A 2014 National Center for Education Statistics study found that women and underrepresented minorities leave the STEM fields at higher rates than their counterparts, leading to a need to develop resources to retain these groups in the STEM fields.
The Director of the National Science Foundation shall award grants to eligible entities, on a competitive basis, to enable such eligible entities to carry out the activities described in subsection (d), in order to increase the participation of women and underrepresented minorities in the fields of science, technology, engineering, and mathematics.
Each eligible entity that desires to receive a grant under this section shall submit an application to the National Science Foundation at such time, in such manner, and containing such information as the Director of the National Science Foundation may reasonably require.
An eligible entity that receives a grant under this section shall use such grant funds to carry out one or more of the following activities designed to increase the participation of women or minorities underrepresented in science and engineering, or both:

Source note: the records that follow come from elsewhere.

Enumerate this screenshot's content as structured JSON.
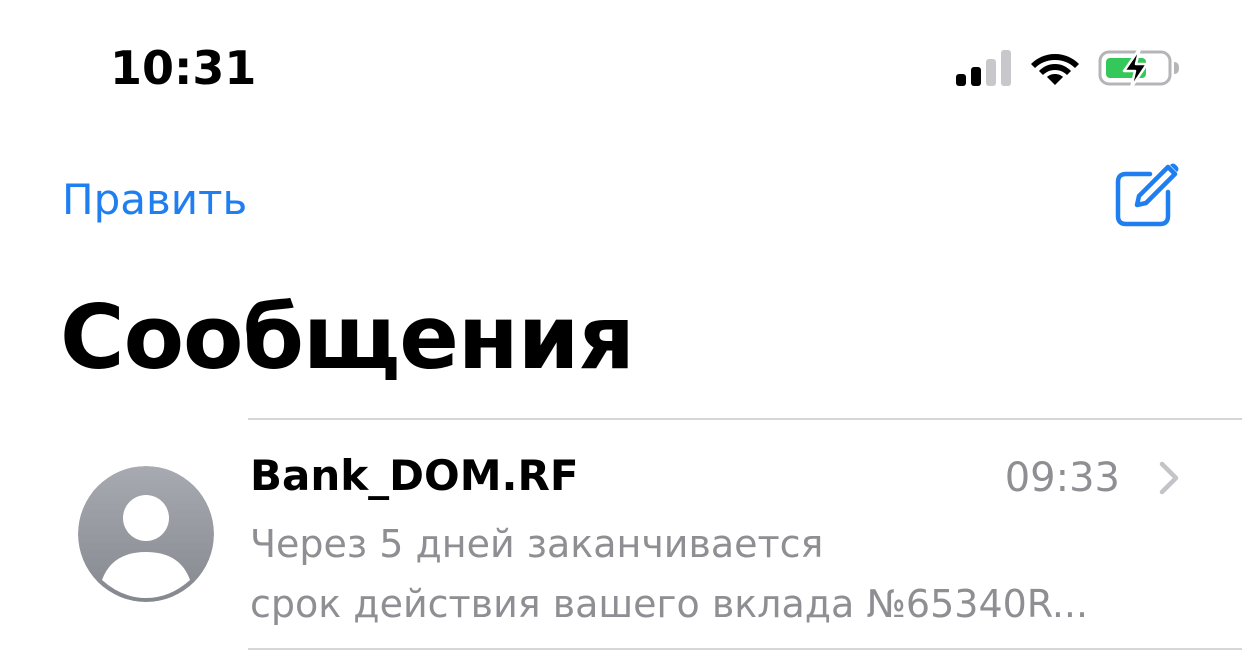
{
  "status_bar": {
    "time": "10:31",
    "icons": [
      "cellular-signal-icon",
      "wifi-icon",
      "battery-charging-icon"
    ]
  },
  "nav": {
    "edit_label": "Править",
    "compose_icon": "compose-icon"
  },
  "title": "Сообщения",
  "conversations": [
    {
      "sender": "Bank_DOM.RF",
      "time": "09:33",
      "preview_line1": "Через 5 дней заканчивается",
      "preview_line2": "срок действия вашего вклада №65340R..."
    }
  ],
  "colors": {
    "accent": "#1f7ef0",
    "secondary_text": "#8e8e93",
    "separator": "#d6d6d9",
    "battery_fill": "#34c759"
  }
}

Mentoring programs that partner science, technology, engineering, or mathematics professionals with students.
Internships for undergraduate and graduate students in the fields of science, technology, engineering, and mathematics.
Conducting outreach programs that provide elementary school and secondary school students with opportunities to increase their exposure to the fields of science, technology, engineering, or mathematics.
Programs to increase the recruitment and retention of underrepresented faculty.
Such additional programs as the Director of the National Science Foundation may determine.
In this Act—
the term minority means American Indian, Alaskan Native, Black (not of Hispanic origin), Hispanic (including persons of Mexican, Puerto Rican, Cuban, and Central or South American origin), Asian (including underrepresented subgroups), Native Hawaiian, Pacific Islander origin subgroup, or other ethnic group underrepresented in science and engineering; and
the term underrepresented in science and engineering means a minority group whose number of scientists and engineers per 10,000 population of that group is substantially below the comparable figure for scientists and engineers who are White and not of Hispanic origin, as determined by the Secretary of Education under section 637.4(b) of title 34, Code of Federal Regulations.
Authorization of appropriations
There are authorized to be appropriated to carry out this section $15,000,000 for each of fiscal years 2018, 2019, 2020, 2021, and 2022.